Men on high doses of vitamin B6 and B12 supplements run a higher risk of lung cancer, and the association is strongest among current smokers, a study published yesterday revealed.
The study uncovered a 30 per cent to 40 per cent increased risk of lung cancer among men taking these vitamins from individual supplements, not from multivitamins or diet alone. The effect, however, seemed to be due to current smokers who far exceeded the recommended daily amounts of the vitamins, according to study author, Theodore Brasky, an epidemiologist in the division of cancer prevention and control at the Ohio State University College of Medicine.
"I think these results point to a synergism" between high-dose B vitamins, smoking and lung cancer risk among men, Brasky said, CNN reported.
Current male smokers who take the highest amounts of vitamin B6 run three times the risk of lung cancer over six years, as against those who did not take supplements. The risk nearly quadrupled for vitamin B12. These levels were over 11 times the recommended daily amount of B6 and 23 times that of B12.

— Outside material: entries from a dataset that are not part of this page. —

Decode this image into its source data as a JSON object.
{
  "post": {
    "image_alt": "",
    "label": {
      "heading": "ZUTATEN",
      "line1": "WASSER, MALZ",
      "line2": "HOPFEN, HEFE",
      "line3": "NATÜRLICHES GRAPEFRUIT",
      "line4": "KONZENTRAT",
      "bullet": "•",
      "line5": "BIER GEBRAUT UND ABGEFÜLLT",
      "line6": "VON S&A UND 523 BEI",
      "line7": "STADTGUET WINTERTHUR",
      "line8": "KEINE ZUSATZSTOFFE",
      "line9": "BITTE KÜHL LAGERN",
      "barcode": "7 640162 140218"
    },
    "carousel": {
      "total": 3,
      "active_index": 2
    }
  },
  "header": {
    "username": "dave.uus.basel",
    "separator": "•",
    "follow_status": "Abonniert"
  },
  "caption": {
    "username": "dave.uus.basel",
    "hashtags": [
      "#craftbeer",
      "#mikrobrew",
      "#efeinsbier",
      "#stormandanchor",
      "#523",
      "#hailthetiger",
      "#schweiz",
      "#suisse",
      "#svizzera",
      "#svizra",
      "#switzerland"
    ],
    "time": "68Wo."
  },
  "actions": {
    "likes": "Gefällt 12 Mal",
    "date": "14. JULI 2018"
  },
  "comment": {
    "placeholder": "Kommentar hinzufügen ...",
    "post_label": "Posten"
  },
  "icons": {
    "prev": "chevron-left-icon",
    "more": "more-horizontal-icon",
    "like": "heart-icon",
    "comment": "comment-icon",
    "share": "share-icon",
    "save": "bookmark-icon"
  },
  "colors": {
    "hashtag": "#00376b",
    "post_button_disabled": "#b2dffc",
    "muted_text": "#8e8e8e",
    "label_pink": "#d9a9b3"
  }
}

"If you look at B-vitamin supplement bottles ... they are anywhere between 50-fold the US recommended dietary allowance (to) upward of 2,100-fold," Brasky said. B12 injections have also become "in vogue" in recent years, he said.
''This sets all of these other influencing factors as equal, so we are left with a less confounded effect of long-term B6 and B12 super-supplementation,'' Brasky said in a press release. ''Our data show that taking high doses of B6 and B12 over a very long period of time could contribute to lung cancer incidence in male smokers. This is certainly a concern worthy of further evaluation.''
Vitamins B6 and B12 have been touted for their potential to accelerate metabolism and increase energy, and there has also been speculation of the vitamins reducing cancer risk.